Union strike hits Shaw’s
Shoppers asked to boycott chain as 300 continue to strike
For the past two months, over 300 Shaw’s workers have been on strike at Shaw’s warehouse 30 miles away in Methuen. This weekend, the protest came to the MIT Shaw’s on Sidney Street. Picketers in Cambridge handed out flyers in front of the store and asked patrons to boycott Shaw’s until the strike is resolved.
Warehouse workers at the Methuen Distribution Center have been on strike since March 8, after workers rejected a new contract that would have significantly increased their health care costs. They voted 228-8 to go on strike. On April 1, Shaw’s cut off health care coverage for the 300 striking workers.
According to Judy Chong, a representative for Shaw’s, The MIT Shaw’s will not be affected in the near future despite the strike. “We want our customers to know that it is our every intention to serve them and provide them with fresh goods,” Chong said.
In order to maintain normal functions, Shaw’s has begun hiring permanent replacement workers. Chong says the decision to hire new workers was difficult but necessary.
The Methuen Distribution Center serves 176 Shaw’s stores across New England, including the stores in the Cambridge and Boston area. Workers and sympathizers started picketing outside the distribution center at the beginning of the strike, but they have since expanded and are now picketing at 19 Shaw’s stores, both unionized and non-unionized. Many of the picketers are from local Shaw’s unions.
The major sticking point in the new contract was a disagreement over how to distribute a 13 percent increase in health care costs. Under the original contract, a large part of the increase would fall on employees, significantly increasing costs of premiums for workers. The union felt this increase was an unreasonable burden on workers, especially those who support families.
Two contracts have been voted down by the union to date, and little consensus has been made between the two groups.
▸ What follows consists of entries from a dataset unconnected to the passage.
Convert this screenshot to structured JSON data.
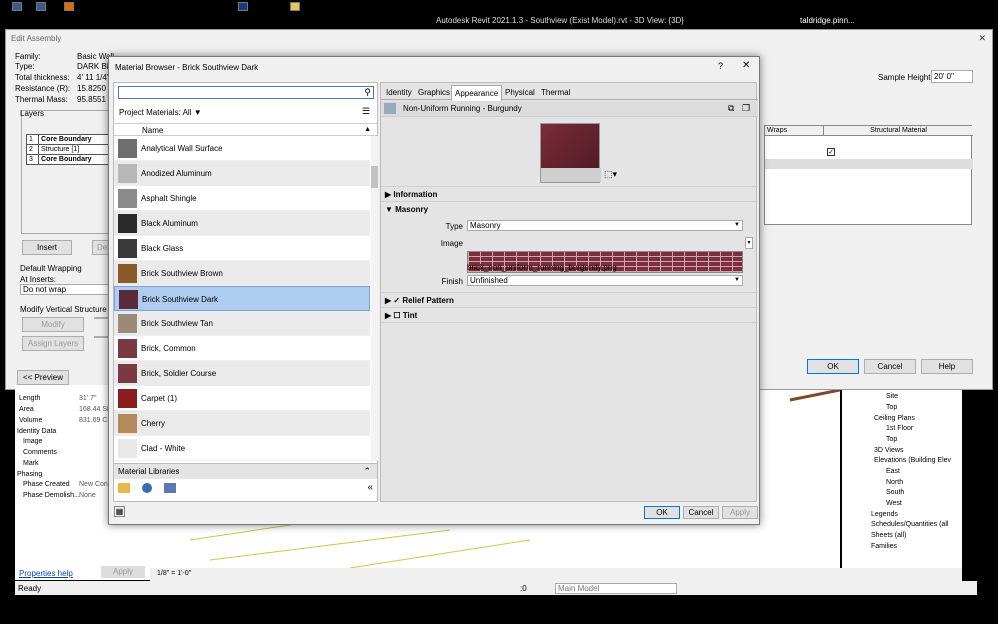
{
  "app": {
    "title": "Autodesk Revit 2021.1.3 - Southview (Exist Model).rvt - 3D View: {3D}",
    "user": "taldridge.pinn..."
  },
  "edit_assembly": {
    "title": "Edit Assembly",
    "family_label": "Family:",
    "family_value": "Basic Wall",
    "type_label": "Type:",
    "type_value": "DARK BRIC",
    "thickness_label": "Total thickness:",
    "thickness_value": "4' 11 1/4\"",
    "resistance_label": "Resistance (R):",
    "resistance_value": "15.8250 (h",
    "mass_label": "Thermal Mass:",
    "mass_value": "95.8551 BT",
    "sample_height_label": "Sample Height:",
    "sample_height_value": "20'  0\"",
    "layers_label": "Layers",
    "layers": [
      {
        "n": "1",
        "name": "Core Boundary"
      },
      {
        "n": "2",
        "name": "Structure [1]"
      },
      {
        "n": "3",
        "name": "Core Boundary"
      }
    ],
    "wraps_header": "Wraps",
    "structural_header": "Structural Material",
    "insert": "Insert",
    "delete": "Dele",
    "default_wrapping": "Default Wrapping",
    "at_inserts": "At Inserts:",
    "at_inserts_value": "Do not wrap",
    "modify_vs": "Modify Vertical Structure (Secti",
    "modify": "Modify",
    "assign_layers": "Assign Layers",
    "preview": "<< Preview",
    "ok": "OK",
    "cancel": "Cancel",
    "help": "Help"
  },
  "material_browser": {
    "title": "Material Browser - Brick Southview Dark",
    "help": "?",
    "close": "✕",
    "search_placeholder": "",
    "project_materials": "Project Materials: All",
    "col_name": "Name",
    "materials": [
      "Analytical Wall Surface",
      "Anodized Aluminum",
      "Asphalt Shingle",
      "Black Aluminum",
      "Black Glass",
      "Brick Southview Brown",
      "Brick Southview Dark",
      "Brick Southview Tan",
      "Brick, Common",
      "Brick, Soldier Course",
      "Carpet (1)",
      "Cherry",
      "Clad - White"
    ],
    "swatch_colors": [
      "#6e6e6e",
      "#b8b8b8",
      "#8a8a8a",
      "#2a2a2a",
      "#3a3a3a",
      "#8a5a2a",
      "#5a2a3a",
      "#9a8a78",
      "#7a3a44",
      "#7a3a44",
      "#8a1e1e",
      "#b58a5a",
      "#e8e8e8"
    ],
    "selected_index": 6,
    "material_libraries": "Material Libraries",
    "tabs": [
      "Identity",
      "Graphics",
      "Appearance",
      "Physical",
      "Thermal"
    ],
    "active_tab": "Appearance",
    "asset_name": "Non-Uniform Running - Burgundy",
    "section_information": "Information",
    "section_masonry": "Masonry",
    "type_label": "Type",
    "type_value": "Masonry",
    "image_label": "Image",
    "image_file": "brick_non_uniform_running_burgundy.png",
    "finish_label": "Finish",
    "finish_value": "Unfinished",
    "relief": "Relief Pattern",
    "tint": "Tint",
    "ok": "OK",
    "cancel": "Cancel",
    "apply": "Apply"
  },
  "properties": {
    "rows": [
      [
        "Length",
        "31'  7\""
      ],
      [
        "Area",
        "168.44 SF"
      ],
      [
        "Volume",
        "831.69 CF"
      ]
    ],
    "identity": "Identity Data",
    "rows2": [
      [
        "Image",
        ""
      ],
      [
        "Comments",
        ""
      ],
      [
        "Mark",
        ""
      ]
    ],
    "phasing": "Phasing",
    "rows3": [
      [
        "Phase Created",
        "New Con"
      ],
      [
        "Phase Demolish...",
        "None"
      ]
    ],
    "help_link": "Properties help",
    "apply": "Apply"
  },
  "project_browser": [
    "Site",
    "Top",
    "Ceiling Plans",
    "1st Floor",
    "Top",
    "3D Views",
    "Elevations (Building Elev",
    "East",
    "North",
    "South",
    "West",
    "Legends",
    "Schedules/Quantities (all",
    "Sheets (all)",
    "Families"
  ],
  "view": {
    "scale": "1/8\" = 1'-0\""
  },
  "status": {
    "ready": "Ready",
    "model": "Main Model",
    "zero": ":0"
  }
}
Chong said, “It is unnecessary that the union continues to perpetuate this otherwise unnecessary strike…they have voted down or voted to dismiss two fair and reasonable contract offers.”
Spokesman Peter Derouen for United Food and Commercial Workers Union Local 791 said, “The second [contract] offer was worse than the first one…that one was basically a joke.” The strike has stirred support on the national stage, getting recognition from workers of other supermarkets owned by Supervalu, the conglomerate that owns Shaw’s.
Workers are becoming involved across the nation, from as far as Maryland and Virginia. They have started to wear stickers urging Supervalu to take action and settle the strike as soon as possible.
U.S. Representative Steven F. Lynch, representing Massachusetts’s 9th District, and other local and state officials have joined the workers on the picket lines. Lynch, who was a former union president, said in a statement, “These workers are simply fighting for what’s right and fair. I am proud to join my union brothers and sisters on this picket line.”
Massachusetts Governor Deval Patrick has also become involved in the issue. In a letter addressed to the CEO of Supervalu Craig Herkert and the President of the UFCW Union Local 791 Russel Regan, he urged the two parties to come to a resolution. Patrick encouraged further communication between the two groups.
Derouen said that the union is looking for a “fair and equitable agreement.” Though the union recognizes that costs have increased due to the economic climate, Derouen said that it is looking to “address the needs of the company, and make sure we are being reasonable to the members.”
Both sides have expressed their ongoing commitment to finding a solution. Chong said they will continue to work with a federal mediator to reach a conclusion. Derouen said that striking workers “will continue to go as long as membership stays strong.”